━━ Exercise data ━━

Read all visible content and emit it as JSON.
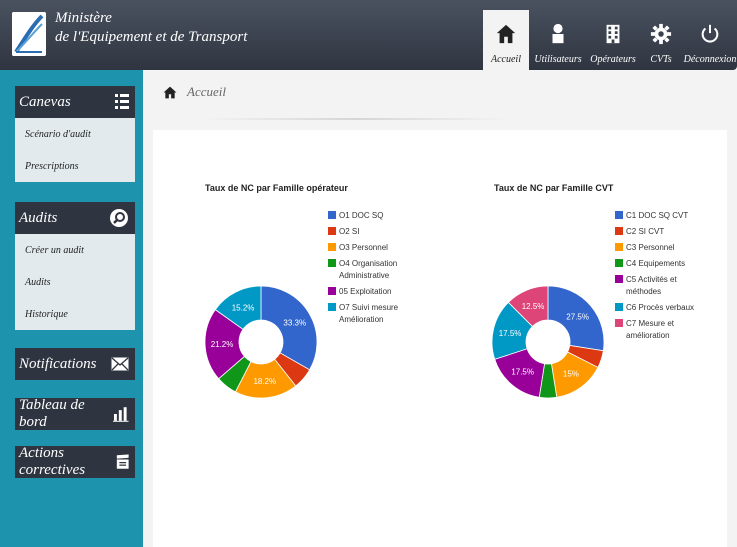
{
  "app": {
    "title_line1": "Ministère",
    "title_line2": "de l'Equipement et de Transport"
  },
  "nav": [
    {
      "label": "Accueil",
      "icon": "home-icon"
    },
    {
      "label": "Utilisateurs",
      "icon": "user-icon"
    },
    {
      "label": "Opérateurs",
      "icon": "building-icon"
    },
    {
      "label": "CVTs",
      "icon": "gear-icon"
    },
    {
      "label": "Déconnexion",
      "icon": "power-icon"
    }
  ],
  "sidebar": {
    "canevas": {
      "title": "Canevas",
      "items": [
        "Scénario d'audit",
        "Prescriptions"
      ]
    },
    "audits": {
      "title": "Audits",
      "items": [
        "Créer un audit",
        "Audits",
        "Historique"
      ]
    },
    "notifications": {
      "title": "Notifications"
    },
    "tableau": {
      "title": "Tableau de bord"
    },
    "actions": {
      "title": "Actions correctives"
    }
  },
  "breadcrumb": {
    "label": "Accueil"
  },
  "colors": {
    "header": "#2f3540",
    "sidebar": "#1d93ad",
    "blue": "#3366cc",
    "red": "#dc3912",
    "orange": "#ff9900",
    "green": "#109618",
    "purple": "#990099",
    "teal": "#0099c6",
    "pink": "#dd4477"
  },
  "chart_data": [
    {
      "type": "pie",
      "title": "Taux de NC par Famille opérateur",
      "categories": [
        "O1 DOC SQ",
        "O2 SI",
        "O3 Personnel",
        "O4 Organisation Administrative",
        "05 Exploitation",
        "O7 Suivi mesure Amélioration"
      ],
      "values": [
        33.3,
        6.1,
        18.2,
        6.1,
        21.2,
        15.2
      ],
      "labels": [
        "33.3%",
        "",
        "18.2%",
        "",
        "21.2%",
        "15.2%"
      ],
      "colors": [
        "#3366cc",
        "#dc3912",
        "#ff9900",
        "#109618",
        "#990099",
        "#0099c6"
      ],
      "legend": "right"
    },
    {
      "type": "pie",
      "title": "Taux de NC par Famille CVT",
      "categories": [
        "C1 DOC SQ CVT",
        "C2 SI CVT",
        "C3 Personnel",
        "C4 Equipements",
        "C5 Activités et méthodes",
        "C6 Procès verbaux",
        "C7 Mesure et amélioration"
      ],
      "values": [
        27.5,
        5,
        15,
        5,
        17.5,
        17.5,
        12.5
      ],
      "labels": [
        "27.5%",
        "",
        "15%",
        "",
        "17.5%",
        "17.5%",
        "12.5%"
      ],
      "colors": [
        "#3366cc",
        "#dc3912",
        "#ff9900",
        "#109618",
        "#990099",
        "#0099c6",
        "#dd4477"
      ],
      "legend": "right"
    }
  ]
}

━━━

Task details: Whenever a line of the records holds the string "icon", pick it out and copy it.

Task result:
      "icon": "home-icon"
      "icon": "user-icon"
      "icon": "building-icon"
      "icon": "gear-icon"
      "icon": "power-icon"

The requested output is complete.